Her methodological work focuses on developing demographic models based on life tables and Markov chains to predict family dynamics and kinship system in a population, identifying causal mediation mechanisms in social mobility processes, modelling intensive longitudinal data using dyadic and multivariate mixed effects models, and reconciling prospective and retrospective approaches to sociological studies. 

Some of her ongoing work investigates the influence of political institutions on the media and public misperception of inequality against a backdrop of rising inequality around the globe. As part of this research, she measures inequality using “big data,” in the form of a colossal amount of text-based data from almost 400 traditional Chinese newspapers and magazines, new digital media outlets, and individual social media platforms from the early 2000s to the present. The project will show how rising inequality is perceived, publicized, and interpreted in both authoritarian and democratic societies wherein media and government practices are not independent, but rather the former is to varying degrees influenced by political power. 

Her research has appeared in the American Sociological Review, Annual Review of Sociology, Demography, PNAS, Social Science Research, Sociological Methods and Research, and Sociological Science.

Select recent publications (in the last 5 years):
  Journal articles:

 Song, Xi and Robert D. Mare. 2019. Shared Lifetimes, Multigenerational Exposure, and Educational Mobility. Demography 56(3): 891—916.
 
 Brand, Jennie E., Ravaris Moore, Xi Song, and Yu Xie. 2019. Parental Divorce Is Not Uniformly Negative for Children’s Educational Attainment. Proceedings of the National Academy of Sciences 116(15): 7266—7271.

 Brand, Jennie E., Ravaris Moore, Xi Song, and Yu Xie. 2019. Why Does Parental Divorce Lower Children’s Educational Attainment? A Causal Mediation Analysis. Sociological Science 6: 264–292.
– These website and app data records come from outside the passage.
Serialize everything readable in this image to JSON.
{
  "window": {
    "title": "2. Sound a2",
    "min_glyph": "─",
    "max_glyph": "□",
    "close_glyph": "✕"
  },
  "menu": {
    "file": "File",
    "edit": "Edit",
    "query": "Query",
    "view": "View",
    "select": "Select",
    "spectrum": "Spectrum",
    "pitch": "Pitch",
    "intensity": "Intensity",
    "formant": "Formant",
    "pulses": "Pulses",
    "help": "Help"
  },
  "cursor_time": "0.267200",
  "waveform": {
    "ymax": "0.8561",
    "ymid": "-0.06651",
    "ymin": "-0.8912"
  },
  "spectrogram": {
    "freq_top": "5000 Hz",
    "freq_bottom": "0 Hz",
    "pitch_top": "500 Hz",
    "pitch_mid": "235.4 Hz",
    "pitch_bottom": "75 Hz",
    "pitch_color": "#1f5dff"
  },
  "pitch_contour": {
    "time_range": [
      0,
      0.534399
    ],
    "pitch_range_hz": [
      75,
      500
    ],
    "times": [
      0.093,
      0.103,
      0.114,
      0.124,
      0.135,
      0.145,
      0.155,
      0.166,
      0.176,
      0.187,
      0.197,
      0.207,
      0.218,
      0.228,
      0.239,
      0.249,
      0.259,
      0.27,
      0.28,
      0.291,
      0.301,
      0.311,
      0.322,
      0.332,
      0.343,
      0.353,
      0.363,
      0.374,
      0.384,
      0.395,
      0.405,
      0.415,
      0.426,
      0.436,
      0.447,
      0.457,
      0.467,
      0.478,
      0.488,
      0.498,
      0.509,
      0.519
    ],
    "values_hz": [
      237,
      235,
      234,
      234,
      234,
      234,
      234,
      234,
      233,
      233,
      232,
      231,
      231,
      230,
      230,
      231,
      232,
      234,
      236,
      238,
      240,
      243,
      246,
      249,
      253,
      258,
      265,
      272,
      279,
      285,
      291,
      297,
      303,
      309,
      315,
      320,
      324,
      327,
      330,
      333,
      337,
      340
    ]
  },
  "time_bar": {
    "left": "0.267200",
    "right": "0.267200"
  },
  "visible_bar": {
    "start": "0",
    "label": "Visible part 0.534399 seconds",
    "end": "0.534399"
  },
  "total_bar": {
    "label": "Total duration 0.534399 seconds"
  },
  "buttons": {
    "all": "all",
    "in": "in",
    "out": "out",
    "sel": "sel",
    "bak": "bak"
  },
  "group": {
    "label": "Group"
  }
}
 Javis, Benjamin F. and Xi Song. 2017. Rising Intragenerational Occupational Mobility in the United States, 1969—2011. American Sociological Review 82(3): 568—599.
 
 Song, Xi and Cameron D. Campbell. 2017. Genealogical Microdata and Their Significance for Social Science. Annual Review of Sociology 43: 75—99.

 Song, Xi and Robert D. Mare. 2017. Short-Term and Long-Term Educational Mobility of Families: A Two-Sex Approach. Demography 54(1): 145—173.

 Song, Xi. 2016. Diverging Mobility Trajectories: Grandparent Effects on Educational Attainment in One and Two-Parent Families. Demography 53(6): 1905—1932.

 Song, Xi, Cameron D. Campbell, and James Z. Lee. 2015. Ancestry Matters: Patrilineage Growth and Extinction. American Sociological Review 80(3): 574—602.

 Song, Xi and Robert D. Mare. 2015. Retrospective Versus Prospective Approaches to the Study of Intergenerational Social Mobility. Sociological Methods and Research 44(4): 555—584.

 Song, Xi and Yu Xie. 2014. Market Transition Revisited: Changing Regimes of Housing Inequality in China, 1988—2002. Sociological Science 1: 277—291.
 
 Wu, Xiaogang and Xi Song. 2014. Ethnic Stratification in China’s Economic Transition: Evidence from Xinjiang Uyghur Autonomous Region. Social Science Research 44: 158—172. 
 

CV (file)